LIHU‘E — Just shy of its seventh anniversary, Ha Coffee Bar in Lihu‘e, known for its coffee and community connection, on Monday received a certified mail from the building owner’s lawyer stating they needed to immediately pay deferred rent or face eviction.
“During the last six months, we have stayed open with the purpose of keeping our people employed, paid (and) insured, along with continuing to serve the community as best possible as a place to gather, work, study and share life together,” Ha Executive Director Jeff Adams said in an email.
“We worked out a plan to defer part of our rent with the building’s owner as we navigated these months of COVID and being 60% down on our normal sales.”
Before getting the notice, Adams was hoping Kaua‘i could open up safely so he could sit down with his building owner and work towards a solution of paying pack his deferred rent over the nine remaining years of his lease.
“We were able to stay open, and we have made it through the last months through the amazing generosity of this community,” Adams said. “It’s been a long walk for all of us, and we can’t thank you all enough for your support during this time.”

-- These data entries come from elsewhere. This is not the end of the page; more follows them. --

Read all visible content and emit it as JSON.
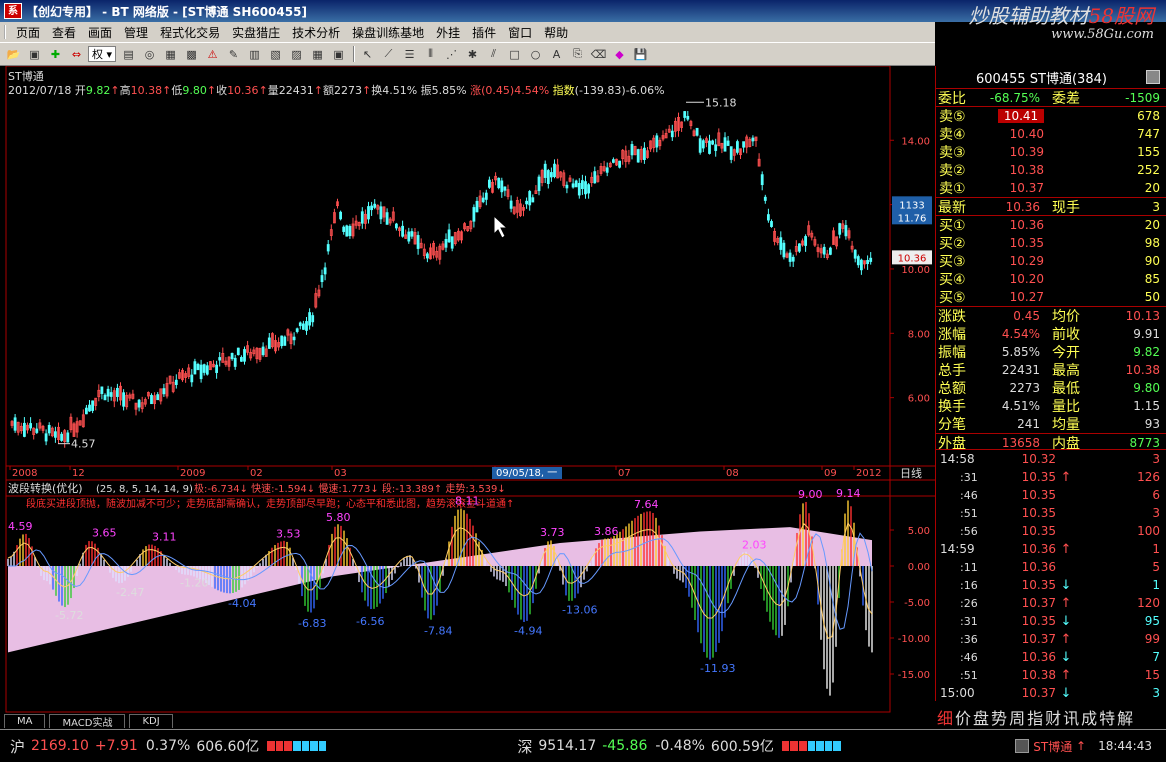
{
  "window": {
    "title": "【创幻专用】 - BT 网络版 - [ST博通 SH600455]",
    "icon_text": "系",
    "watermark_title_a": "炒股辅助教材",
    "watermark_title_b": "58股网",
    "watermark_url": "www.58Gu.com"
  },
  "menu": [
    "页面",
    "查看",
    "画面",
    "管理",
    "程式化交易",
    "实盘猎庄",
    "技术分析",
    "操盘训练基地",
    "外挂",
    "插件",
    "窗口",
    "帮助"
  ],
  "toolbar": {
    "combo_label": "权"
  },
  "chart": {
    "stock_name": "ST博通",
    "date": "2012/07/18",
    "open_label": "开",
    "open": "9.82",
    "high_label": "高",
    "high": "10.38",
    "low_label": "低",
    "low": "9.80",
    "close_label": "收",
    "close": "10.36",
    "vol_label": "量",
    "vol": "22431",
    "amount_label": "额",
    "amount": "2273",
    "turnover_label": "换",
    "turnover": "4.51%",
    "amplitude_label": "振",
    "amplitude": "5.85%",
    "change_label": "涨",
    "change": "(0.45)",
    "change_pct": "4.54%",
    "index_label": "指数",
    "index": "(-139.83)-6.06%",
    "cursor_price_top": "1133",
    "cursor_price": "11.76",
    "last_price": "10.36",
    "price_ticks": [
      "14.00",
      "12.00",
      "10.00",
      "8.00",
      "6.00"
    ],
    "high_mark": "15.18",
    "low_mark": "4.57",
    "date_ticks": [
      "2008",
      "12",
      "2009",
      "02",
      "03",
      "05",
      "07",
      "08",
      "09",
      "2012"
    ],
    "date_cursor": "09/05/18, 一",
    "period_label": "日线",
    "indicator_title": "波段转换(优化)",
    "indicator_params": "(25, 8, 5, 14, 14, 9)",
    "indicator_values": "极:-6.734↓ 快速:-1.594↓ 慢速:1.773↓ 段:-13.389↑ 走势:3.539↓",
    "indicator_hint": "段底买进段顶抛，随波加减不可少；走势底部需确认，走势顶部尽早跑；心态平和悉此图，趋势滚滚金斗道通↑",
    "ind_ticks": [
      "5.00",
      "0.00",
      "-5.00",
      "-10.00",
      "-15.00"
    ],
    "ind_peaks": [
      "4.59",
      "3.65",
      "3.11",
      "3.53",
      "5.80",
      "8.11",
      "3.73",
      "3.86",
      "7.64",
      "2.03",
      "9.00",
      "9.14"
    ],
    "ind_troughs": [
      "-5.72",
      "-2.47",
      "-1.20",
      "-4.04",
      "-6.83",
      "-6.56",
      "-7.84",
      "-4.94",
      "-13.06",
      "-11.93"
    ]
  },
  "chart_data": {
    "type": "candlestick",
    "series": [
      {
        "name": "ST博通",
        "x_ticks": [
          "2008",
          "12",
          "2009",
          "02",
          "03",
          "05",
          "07",
          "08",
          "09",
          "2012"
        ]
      }
    ],
    "ylim": [
      4.0,
      15.5
    ],
    "high": 15.18,
    "low": 4.57
  },
  "quote": {
    "code": "600455",
    "name": "ST博通",
    "count": "(384)",
    "weibi_label": "委比",
    "weibi": "-68.75%",
    "weicha_label": "委差",
    "weicha": "-1509",
    "sells": [
      {
        "label": "卖⑤",
        "price": "10.41",
        "vol": "678"
      },
      {
        "label": "卖④",
        "price": "10.40",
        "vol": "747"
      },
      {
        "label": "卖③",
        "price": "10.39",
        "vol": "155"
      },
      {
        "label": "卖②",
        "price": "10.38",
        "vol": "252"
      },
      {
        "label": "卖①",
        "price": "10.37",
        "vol": "20"
      }
    ],
    "latest_label": "最新",
    "latest": "10.36",
    "now_hand_label": "现手",
    "now_hand": "3",
    "buys": [
      {
        "label": "买①",
        "price": "10.36",
        "vol": "20"
      },
      {
        "label": "买②",
        "price": "10.35",
        "vol": "98"
      },
      {
        "label": "买③",
        "price": "10.29",
        "vol": "90"
      },
      {
        "label": "买④",
        "price": "10.20",
        "vol": "85"
      },
      {
        "label": "买⑤",
        "price": "10.27",
        "vol": "50"
      }
    ],
    "stats": [
      {
        "l1": "涨跌",
        "v1": "0.45",
        "c1": "red",
        "l2": "均价",
        "v2": "10.13",
        "c2": "red"
      },
      {
        "l1": "涨幅",
        "v1": "4.54%",
        "c1": "red",
        "l2": "前收",
        "v2": "9.91",
        "c2": "white"
      },
      {
        "l1": "振幅",
        "v1": "5.85%",
        "c1": "white",
        "l2": "今开",
        "v2": "9.82",
        "c2": "green"
      },
      {
        "l1": "总手",
        "v1": "22431",
        "c1": "white",
        "l2": "最高",
        "v2": "10.38",
        "c2": "red"
      },
      {
        "l1": "总额",
        "v1": "2273",
        "c1": "white",
        "l2": "最低",
        "v2": "9.80",
        "c2": "green"
      },
      {
        "l1": "换手",
        "v1": "4.51%",
        "c1": "white",
        "l2": "量比",
        "v2": "1.15",
        "c2": "white"
      },
      {
        "l1": "分笔",
        "v1": "241",
        "c1": "white",
        "l2": "均量",
        "v2": "93",
        "c2": "white"
      }
    ],
    "outer_label": "外盘",
    "outer": "13658",
    "inner_label": "内盘",
    "inner": "8773"
  },
  "ticks": [
    {
      "t": "14:58",
      "p": "10.32",
      "a": "",
      "v": "3",
      "small": false
    },
    {
      "t": ":31",
      "p": "10.35",
      "a": "↑",
      "v": "126",
      "small": true
    },
    {
      "t": ":46",
      "p": "10.35",
      "a": "",
      "v": "6",
      "small": true
    },
    {
      "t": ":51",
      "p": "10.35",
      "a": "",
      "v": "3",
      "small": true
    },
    {
      "t": ":56",
      "p": "10.35",
      "a": "",
      "v": "100",
      "small": true
    },
    {
      "t": "14:59",
      "p": "10.36",
      "a": "↑",
      "v": "1",
      "small": false
    },
    {
      "t": ":11",
      "p": "10.36",
      "a": "",
      "v": "5",
      "small": true
    },
    {
      "t": ":16",
      "p": "10.35",
      "a": "↓",
      "v": "1",
      "small": true
    },
    {
      "t": ":26",
      "p": "10.37",
      "a": "↑",
      "v": "120",
      "small": true
    },
    {
      "t": ":31",
      "p": "10.35",
      "a": "↓",
      "v": "95",
      "small": true
    },
    {
      "t": ":36",
      "p": "10.37",
      "a": "↑",
      "v": "99",
      "small": true
    },
    {
      "t": ":46",
      "p": "10.36",
      "a": "↓",
      "v": "7",
      "small": true
    },
    {
      "t": ":51",
      "p": "10.38",
      "a": "↑",
      "v": "15",
      "small": true
    },
    {
      "t": "15:00",
      "p": "10.37",
      "a": "↓",
      "v": "3",
      "small": false
    }
  ],
  "info_strip": [
    "细",
    "价",
    "盘",
    "势",
    "周",
    "指",
    "财",
    "讯",
    "成",
    "特",
    "解"
  ],
  "tabs": [
    "MA",
    "MACD实战",
    "KDJ"
  ],
  "status": {
    "sh_label": "沪",
    "sh_index": "2169.10",
    "sh_change": "+7.91",
    "sh_pct": "0.37%",
    "sh_amount": "606.60亿",
    "sz_label": "深",
    "sz_index": "9514.17",
    "sz_change": "-45.86",
    "sz_pct": "-0.48%",
    "sz_amount": "600.59亿",
    "stock_tag": "ST博通",
    "clock": "18:44:43"
  },
  "colors": {
    "up": "#ff5050",
    "down": "#54ffff",
    "grid": "#a00000",
    "label": "#ffff54"
  }
}
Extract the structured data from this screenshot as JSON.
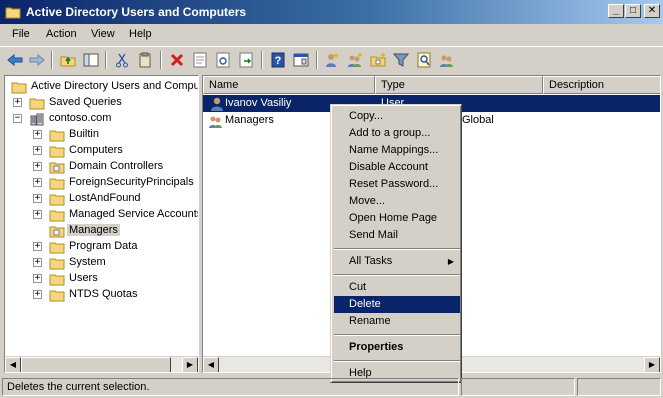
{
  "window": {
    "title": "Active Directory Users and Computers"
  },
  "menubar": {
    "items": [
      "File",
      "Action",
      "View",
      "Help"
    ]
  },
  "toolbar": {
    "buttons": [
      "back-icon",
      "forward-icon",
      "up-level-icon",
      "show-hide-tree-icon",
      "cut-icon",
      "copy-icon",
      "delete-icon",
      "properties-icon",
      "refresh-icon",
      "export-list-icon",
      "help-icon",
      "console-icon",
      "new-user-icon",
      "new-group-icon",
      "new-ou-icon",
      "filter-icon",
      "find-icon",
      "add-to-group-icon"
    ]
  },
  "tree": {
    "root": "Active Directory Users and Comput",
    "saved_queries": "Saved Queries",
    "domain": "contoso.com",
    "items": [
      "Builtin",
      "Computers",
      "Domain Controllers",
      "ForeignSecurityPrincipals",
      "LostAndFound",
      "Managed Service Accounts",
      "Managers",
      "Program Data",
      "System",
      "Users",
      "NTDS Quotas"
    ],
    "selected": "Managers"
  },
  "list": {
    "columns": [
      "Name",
      "Type",
      "Description"
    ],
    "rows": [
      {
        "name": "Ivanov Vasiliy",
        "type": "User",
        "description": ""
      },
      {
        "name": "Managers",
        "type": "Security Group - Global",
        "type_visible": "Global",
        "description": ""
      }
    ]
  },
  "context_menu": {
    "items": {
      "copy": "Copy...",
      "add_to_group": "Add to a group...",
      "name_mappings": "Name Mappings...",
      "disable_account": "Disable Account",
      "reset_password": "Reset Password...",
      "move": "Move...",
      "open_home_page": "Open Home Page",
      "send_mail": "Send Mail",
      "all_tasks": "All Tasks",
      "cut": "Cut",
      "delete": "Delete",
      "rename": "Rename",
      "properties": "Properties",
      "help": "Help"
    },
    "highlighted": "Delete"
  },
  "statusbar": {
    "text": "Deletes the current selection."
  },
  "colors": {
    "selection": "#0a246a",
    "title_start": "#0a246a",
    "title_end": "#a6caf0",
    "face": "#d4d0c8"
  }
}
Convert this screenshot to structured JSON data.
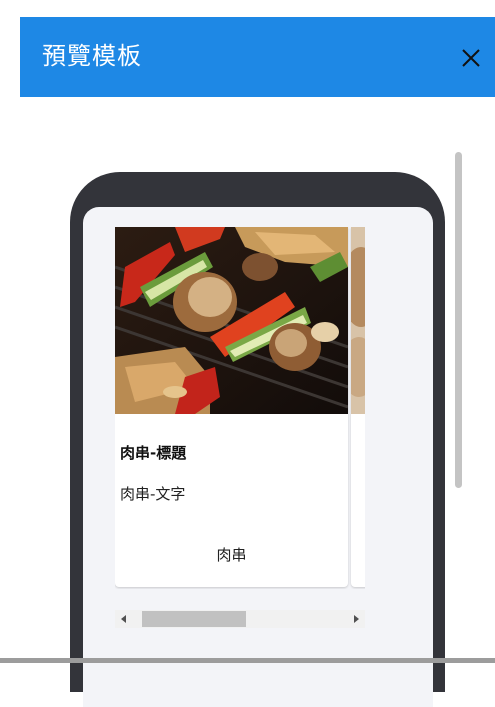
{
  "header": {
    "title": "預覽模板",
    "close_icon": "close-icon",
    "background": "#1e88e5"
  },
  "card": {
    "image": "grilled-skewers-photo",
    "title": "肉串-標題",
    "text": "肉串-文字",
    "button_label": "肉串"
  },
  "colors": {
    "phone_frame": "#33343a",
    "screen_bg": "#f3f4f8"
  }
}
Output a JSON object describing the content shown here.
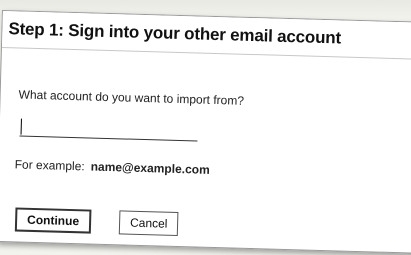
{
  "dialog": {
    "title": "Step 1: Sign into your other email account",
    "question": "What account do you want to import from?",
    "account_input": {
      "value": "",
      "placeholder": ""
    },
    "example_prefix": "For example:",
    "example_address": "name@example.com",
    "continue_label": "Continue",
    "cancel_label": "Cancel"
  }
}
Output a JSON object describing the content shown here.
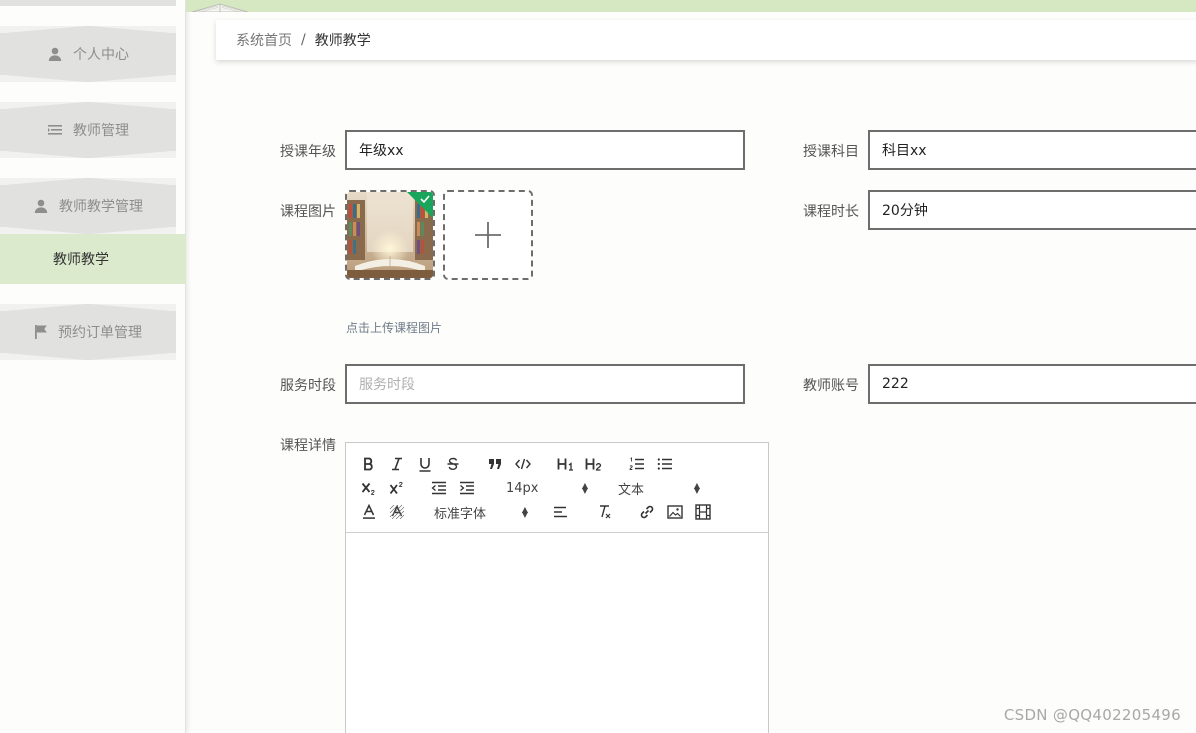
{
  "sidebar": {
    "items": [
      {
        "label": "个人中心",
        "icon": "user-icon"
      },
      {
        "label": "教师管理",
        "icon": "list-icon"
      },
      {
        "label": "教师教学管理",
        "icon": "user-icon"
      },
      {
        "label": "预约订单管理",
        "icon": "flag-icon"
      }
    ],
    "active_sub": "教师教学"
  },
  "breadcrumb": {
    "home": "系统首页",
    "separator": "/",
    "current": "教师教学"
  },
  "form": {
    "grade_label": "授课年级",
    "grade_value": "年级xx",
    "subject_label": "授课科目",
    "subject_value": "科目xx",
    "image_label": "课程图片",
    "upload_tip": "点击上传课程图片",
    "duration_label": "课程时长",
    "duration_value": "20分钟",
    "service_label": "服务时段",
    "service_placeholder": "服务时段",
    "teacher_label": "教师账号",
    "teacher_value": "222",
    "detail_label": "课程详情"
  },
  "editor": {
    "font_size": "14px",
    "header_select": "文本",
    "font_family": "标准字体"
  },
  "watermark": "CSDN @QQ402205496",
  "colors": {
    "accent_green": "#dbe9cc",
    "topbar_green": "#d6e8c2",
    "menu_gray": "#e1e1df",
    "input_border": "#6d6d6d",
    "corner_green": "#19a55c"
  }
}
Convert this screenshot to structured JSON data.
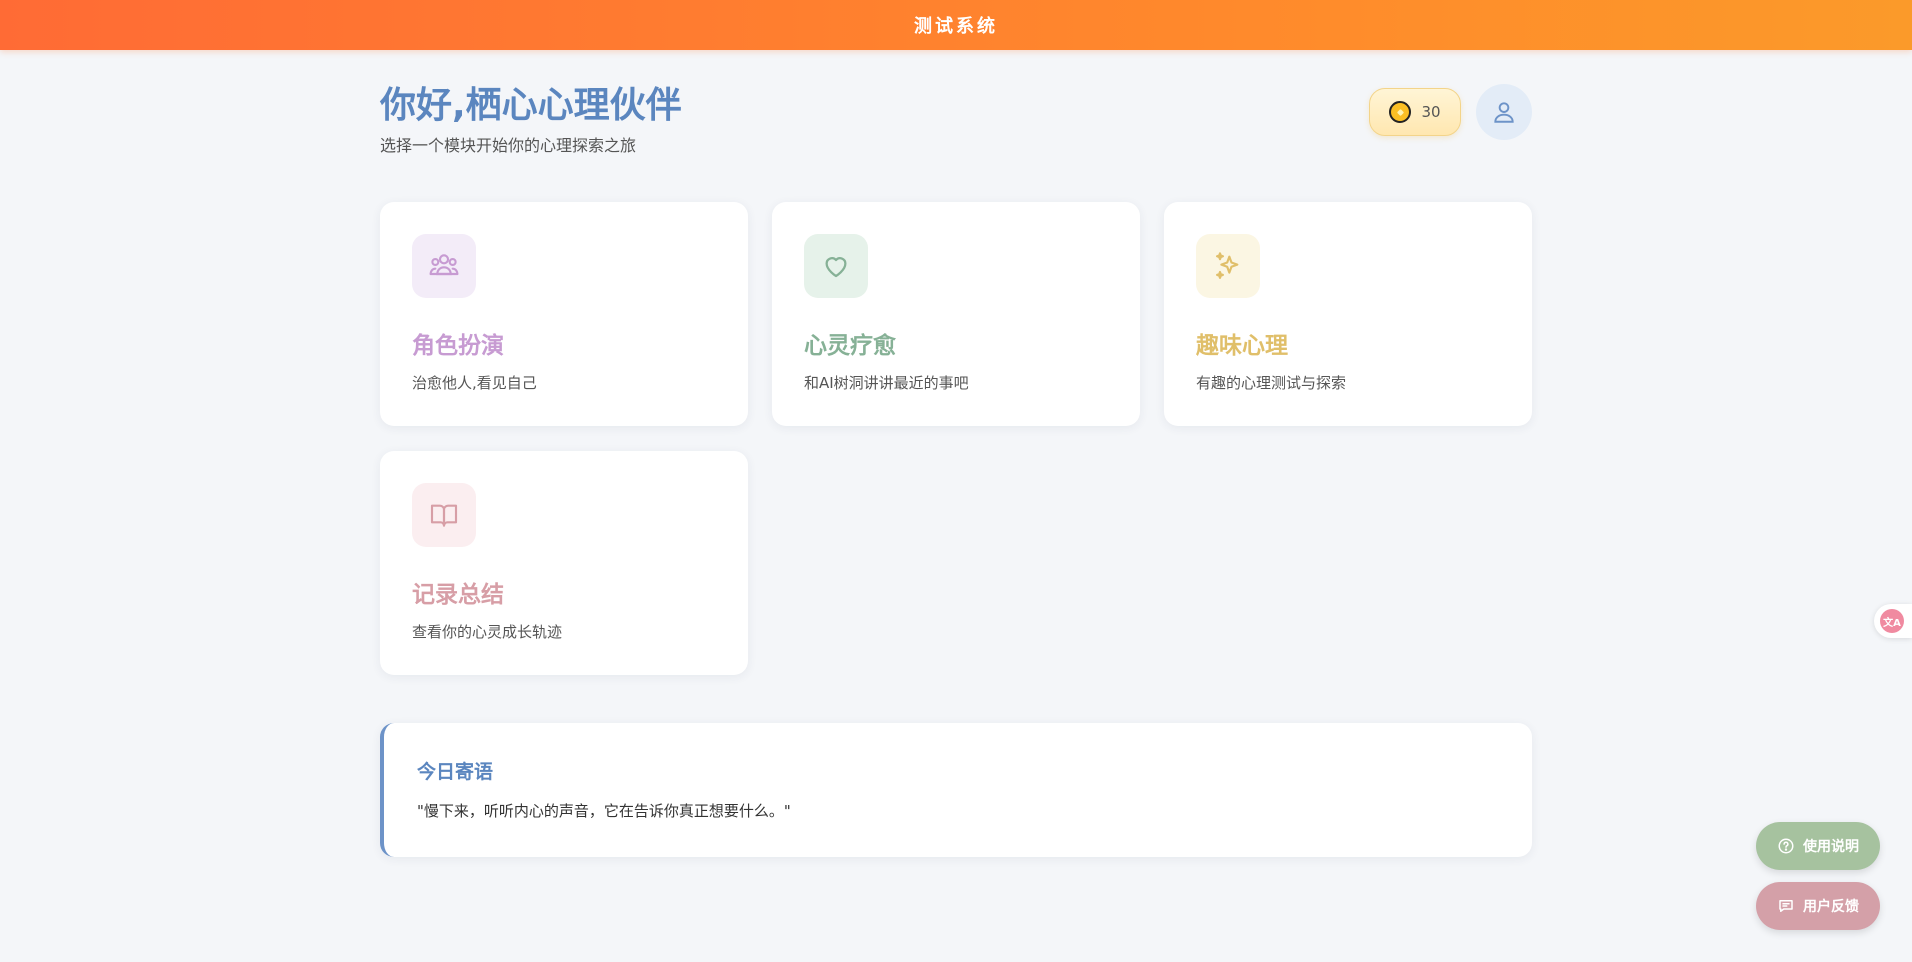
{
  "header": {
    "title": "测试系统"
  },
  "greeting": {
    "title": "你好,栖心心理伙伴",
    "subtitle": "选择一个模块开始你的心理探索之旅"
  },
  "coins": {
    "count": "30",
    "icon": "coin-icon"
  },
  "profile": {
    "icon": "user-icon"
  },
  "modules": [
    {
      "title": "角色扮演",
      "description": "治愈他人,看见自己",
      "icon": "users-icon",
      "color": "#c79bd2",
      "icon_bg": "#f3ecf8"
    },
    {
      "title": "心灵疗愈",
      "description": "和AI树洞讲讲最近的事吧",
      "icon": "heart-icon",
      "color": "#86b196",
      "icon_bg": "#e6f2ea"
    },
    {
      "title": "趣味心理",
      "description": "有趣的心理测试与探索",
      "icon": "sparkles-icon",
      "color": "#e0bf6a",
      "icon_bg": "#fbf6e3"
    },
    {
      "title": "记录总结",
      "description": "查看你的心灵成长轨迹",
      "icon": "book-icon",
      "color": "#d79ea6",
      "icon_bg": "#fbeef0"
    }
  ],
  "daily_quote": {
    "title": "今日寄语",
    "text": "\"慢下来，听听内心的声音，它在告诉你真正想要什么。\""
  },
  "floating": {
    "help_label": "使用说明",
    "feedback_label": "用户反馈"
  },
  "colors": {
    "accent_blue": "#5b86bf",
    "header_gradient_start": "#ff6b35",
    "header_gradient_end": "#fb9a2a"
  }
}
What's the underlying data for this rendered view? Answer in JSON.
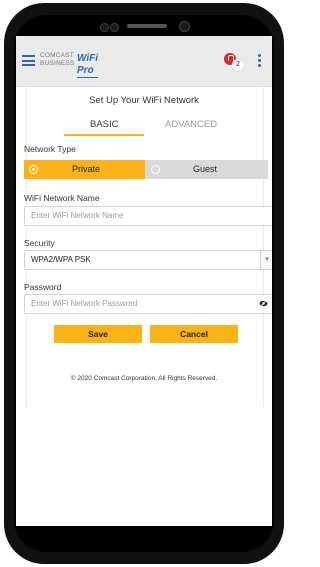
{
  "header": {
    "brand_top": "COMCAST",
    "brand_bottom": "BUSINESS",
    "brand_product": "WiFi Pro",
    "notification_count": "2"
  },
  "page": {
    "title": "Set Up Your WiFi Network",
    "tabs": [
      {
        "label": "BASIC",
        "active": true
      },
      {
        "label": "ADVANCED",
        "active": false
      }
    ]
  },
  "form": {
    "network_type_label": "Network Type",
    "network_type_options": [
      {
        "label": "Private",
        "selected": true
      },
      {
        "label": "Guest",
        "selected": false
      }
    ],
    "wifi_name_label": "WiFi Network Name",
    "wifi_name_placeholder": "Enter WiFi Network Name",
    "security_label": "Security",
    "security_value": "WPA2/WPA PSK",
    "password_label": "Password",
    "password_placeholder": "Enter WiFi Network Password"
  },
  "actions": {
    "save_label": "Save",
    "cancel_label": "Cancel"
  },
  "footer": {
    "copyright": "© 2020 Comcast Corporation. All Rights Reserved."
  },
  "colors": {
    "accent": "#f9b217",
    "brand_blue": "#2a68b1",
    "alert_red": "#d7262a"
  },
  "icons": [
    "menu-icon",
    "notification-icon",
    "more-vertical-icon",
    "radio-icon",
    "chevron-down-icon",
    "eye-hidden-icon"
  ]
}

Adams said he was able to contact the lawyers involved and send over a proposal for repayment based around the unknown future on Kaua‘i, but to his dismay it was refused and countered with a proposal that wouldn’t work for him financially.
“It’s not possible for us to accept both legally and financially, due to our nonprofit status,” Adams said. “It has put all of us here at Ha in a difficult spot.”
Ha Coffee Bar is owned by Seaside Kaua‘i, a church community, and the church does not make anything from Ha. Its mission is to help people in the community.
Adams said he remains hopeful, and is seeking community partnerships or other solutions to stay open.
“We do want to continue to serve this great community, but to do so requires a mindset of partnership towards serving the community of Kaua‘i and Hawai‘i,” Adams said.
“It’s possible, yes. But big things would have to change with our building’s owner to see that come through, and we are out of resources or leverage to see that happen.”
Ashlin Matsuyama has been working at Ha for five years, and echoes Adams’ thoughts when she first heard of the situation.
“There was hope that Ha would still be able to remain open,” Matsuyama said, “And that the landlord would understand that we are in the middle of tragic times. I understand he has bills to pay, and everyone is struggling in that. I can see both sides. It’s just really lame that he is going to kick out a whole family of people just for that.”
While faced with an obstacle, Adams is reaching out to the community, still standing strong.
“So, if you have ideas, contacts and opportunities, or just want to help, let us know, as we have some great people working for us that we would love to continue to support,” Adams said.
“We are working on a few plans as well, and will keep you posted. We are also working with the RSBA (Rice Street Business Association) on a media push to talk more about where we are at and look at how maybe you might want to partner with us with whatever is ahead.
“This is not the end, it’s just a beginning that we all did not expect,” Adams said. “We have hearts full of thankfulness and respect for a bigger story that is always at work.”
The County of Kaua‘i encourages businesses to check out resources on their Kaua‘i Forward website at kauaiforward.com/business/#businesses.